## Work order
In the entries that follow, find every line containing "header" and copy it.

Website and app data records:
◇ ◇ ◇ ◇

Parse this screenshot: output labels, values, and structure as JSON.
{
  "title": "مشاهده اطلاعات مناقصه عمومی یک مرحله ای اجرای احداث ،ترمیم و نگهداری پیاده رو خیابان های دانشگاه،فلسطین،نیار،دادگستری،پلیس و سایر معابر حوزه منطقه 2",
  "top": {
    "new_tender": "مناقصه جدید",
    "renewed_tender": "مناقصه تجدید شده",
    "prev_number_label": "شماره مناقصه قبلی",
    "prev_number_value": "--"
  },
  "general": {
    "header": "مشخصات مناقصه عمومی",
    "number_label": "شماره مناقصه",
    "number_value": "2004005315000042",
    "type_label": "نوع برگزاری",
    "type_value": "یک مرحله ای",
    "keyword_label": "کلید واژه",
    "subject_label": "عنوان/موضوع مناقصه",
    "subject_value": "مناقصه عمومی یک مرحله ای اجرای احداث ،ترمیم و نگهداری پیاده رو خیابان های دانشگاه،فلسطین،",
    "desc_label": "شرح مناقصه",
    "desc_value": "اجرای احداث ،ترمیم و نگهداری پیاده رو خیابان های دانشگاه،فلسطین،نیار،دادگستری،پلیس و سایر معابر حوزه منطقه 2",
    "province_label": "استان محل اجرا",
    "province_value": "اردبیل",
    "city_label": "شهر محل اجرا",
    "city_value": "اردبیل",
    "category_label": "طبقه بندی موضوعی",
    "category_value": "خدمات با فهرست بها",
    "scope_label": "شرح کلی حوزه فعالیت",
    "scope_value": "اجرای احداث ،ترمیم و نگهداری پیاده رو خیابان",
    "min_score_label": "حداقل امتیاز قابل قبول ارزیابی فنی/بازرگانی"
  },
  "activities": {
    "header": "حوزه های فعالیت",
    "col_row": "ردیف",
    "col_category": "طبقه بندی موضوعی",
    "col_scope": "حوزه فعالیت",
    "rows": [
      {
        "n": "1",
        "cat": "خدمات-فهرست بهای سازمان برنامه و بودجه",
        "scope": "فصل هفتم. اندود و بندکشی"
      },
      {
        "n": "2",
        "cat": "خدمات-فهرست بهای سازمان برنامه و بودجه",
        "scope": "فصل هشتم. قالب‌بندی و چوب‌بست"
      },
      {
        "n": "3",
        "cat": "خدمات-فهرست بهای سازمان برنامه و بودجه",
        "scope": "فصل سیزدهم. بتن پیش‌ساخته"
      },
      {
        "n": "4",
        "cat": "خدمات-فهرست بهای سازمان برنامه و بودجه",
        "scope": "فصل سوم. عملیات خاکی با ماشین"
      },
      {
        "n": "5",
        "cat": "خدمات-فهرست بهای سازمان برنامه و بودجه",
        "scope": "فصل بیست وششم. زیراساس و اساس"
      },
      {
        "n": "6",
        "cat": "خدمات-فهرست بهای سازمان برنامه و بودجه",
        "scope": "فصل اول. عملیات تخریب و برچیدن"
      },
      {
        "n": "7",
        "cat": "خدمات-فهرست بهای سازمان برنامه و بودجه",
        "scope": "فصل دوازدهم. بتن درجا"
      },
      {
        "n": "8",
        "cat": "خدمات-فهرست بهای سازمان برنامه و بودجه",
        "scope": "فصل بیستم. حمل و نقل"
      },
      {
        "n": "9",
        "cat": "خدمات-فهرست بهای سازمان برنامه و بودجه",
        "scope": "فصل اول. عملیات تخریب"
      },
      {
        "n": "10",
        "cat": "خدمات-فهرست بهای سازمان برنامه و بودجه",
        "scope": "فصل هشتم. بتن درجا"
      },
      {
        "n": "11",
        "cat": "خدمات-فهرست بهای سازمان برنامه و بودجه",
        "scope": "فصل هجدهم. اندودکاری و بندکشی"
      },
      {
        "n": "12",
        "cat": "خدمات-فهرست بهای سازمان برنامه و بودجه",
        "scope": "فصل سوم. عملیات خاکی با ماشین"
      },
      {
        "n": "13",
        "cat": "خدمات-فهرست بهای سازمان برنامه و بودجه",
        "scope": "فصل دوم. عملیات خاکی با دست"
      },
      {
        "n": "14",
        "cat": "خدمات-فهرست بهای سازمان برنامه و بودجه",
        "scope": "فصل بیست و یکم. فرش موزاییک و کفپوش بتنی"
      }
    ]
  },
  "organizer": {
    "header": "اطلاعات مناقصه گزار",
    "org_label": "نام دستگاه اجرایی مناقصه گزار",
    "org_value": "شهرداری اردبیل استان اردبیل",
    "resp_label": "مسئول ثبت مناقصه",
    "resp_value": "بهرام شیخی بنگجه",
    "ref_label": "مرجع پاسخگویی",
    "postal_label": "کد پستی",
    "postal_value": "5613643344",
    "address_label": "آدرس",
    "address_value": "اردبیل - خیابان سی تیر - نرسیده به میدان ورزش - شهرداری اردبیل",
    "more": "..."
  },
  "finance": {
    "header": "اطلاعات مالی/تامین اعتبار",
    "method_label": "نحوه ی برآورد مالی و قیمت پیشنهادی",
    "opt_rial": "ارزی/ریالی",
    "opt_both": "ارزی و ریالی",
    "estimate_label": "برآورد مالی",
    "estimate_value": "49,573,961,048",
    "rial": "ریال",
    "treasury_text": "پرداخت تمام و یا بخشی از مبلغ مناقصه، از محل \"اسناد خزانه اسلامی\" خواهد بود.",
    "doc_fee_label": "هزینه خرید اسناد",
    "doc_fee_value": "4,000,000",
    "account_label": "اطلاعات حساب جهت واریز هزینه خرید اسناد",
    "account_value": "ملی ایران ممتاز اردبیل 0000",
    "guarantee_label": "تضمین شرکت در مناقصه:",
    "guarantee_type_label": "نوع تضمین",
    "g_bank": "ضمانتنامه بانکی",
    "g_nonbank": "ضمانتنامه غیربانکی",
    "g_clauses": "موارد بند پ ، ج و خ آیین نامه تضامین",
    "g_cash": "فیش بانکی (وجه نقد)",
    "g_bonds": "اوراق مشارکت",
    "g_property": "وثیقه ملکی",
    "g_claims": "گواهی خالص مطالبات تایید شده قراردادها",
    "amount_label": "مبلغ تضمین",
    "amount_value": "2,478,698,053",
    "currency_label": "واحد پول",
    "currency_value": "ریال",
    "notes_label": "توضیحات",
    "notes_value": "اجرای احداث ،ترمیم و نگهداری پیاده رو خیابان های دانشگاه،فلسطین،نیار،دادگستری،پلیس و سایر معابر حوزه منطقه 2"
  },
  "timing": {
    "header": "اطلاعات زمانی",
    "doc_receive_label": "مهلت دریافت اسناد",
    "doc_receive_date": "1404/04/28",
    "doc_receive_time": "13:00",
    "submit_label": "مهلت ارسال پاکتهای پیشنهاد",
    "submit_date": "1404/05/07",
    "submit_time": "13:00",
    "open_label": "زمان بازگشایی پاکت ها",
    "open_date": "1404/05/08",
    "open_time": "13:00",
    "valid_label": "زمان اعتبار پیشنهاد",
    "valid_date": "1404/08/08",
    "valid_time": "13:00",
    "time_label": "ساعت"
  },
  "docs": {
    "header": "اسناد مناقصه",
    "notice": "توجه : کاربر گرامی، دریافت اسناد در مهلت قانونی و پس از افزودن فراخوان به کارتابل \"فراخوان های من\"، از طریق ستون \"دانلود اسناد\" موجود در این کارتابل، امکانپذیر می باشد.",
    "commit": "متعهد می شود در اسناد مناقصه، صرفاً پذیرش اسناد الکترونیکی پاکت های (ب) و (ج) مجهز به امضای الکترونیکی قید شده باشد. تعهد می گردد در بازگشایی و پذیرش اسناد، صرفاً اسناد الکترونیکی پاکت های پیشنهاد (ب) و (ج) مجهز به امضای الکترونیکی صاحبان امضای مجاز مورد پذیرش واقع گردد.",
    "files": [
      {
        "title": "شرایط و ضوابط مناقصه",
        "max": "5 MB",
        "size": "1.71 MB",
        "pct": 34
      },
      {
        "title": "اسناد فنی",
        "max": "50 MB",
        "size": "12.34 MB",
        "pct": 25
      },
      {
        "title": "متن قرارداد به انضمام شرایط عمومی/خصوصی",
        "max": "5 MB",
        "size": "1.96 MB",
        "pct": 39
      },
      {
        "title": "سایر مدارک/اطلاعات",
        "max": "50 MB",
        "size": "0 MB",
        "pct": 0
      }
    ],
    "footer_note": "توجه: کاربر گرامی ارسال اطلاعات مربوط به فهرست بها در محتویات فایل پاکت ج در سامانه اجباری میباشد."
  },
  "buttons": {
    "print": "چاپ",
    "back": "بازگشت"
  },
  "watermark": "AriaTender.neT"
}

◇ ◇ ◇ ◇

## Your solution
    "header": "مشخصات مناقصه عمومی",
    "header": "حوزه های فعالیت",
    "header": "اطلاعات مناقصه گزار",
    "header": "اطلاعات مالی/تامین اعتبار",
    "header": "اطلاعات زمانی",
    "header": "اسناد مناقصه",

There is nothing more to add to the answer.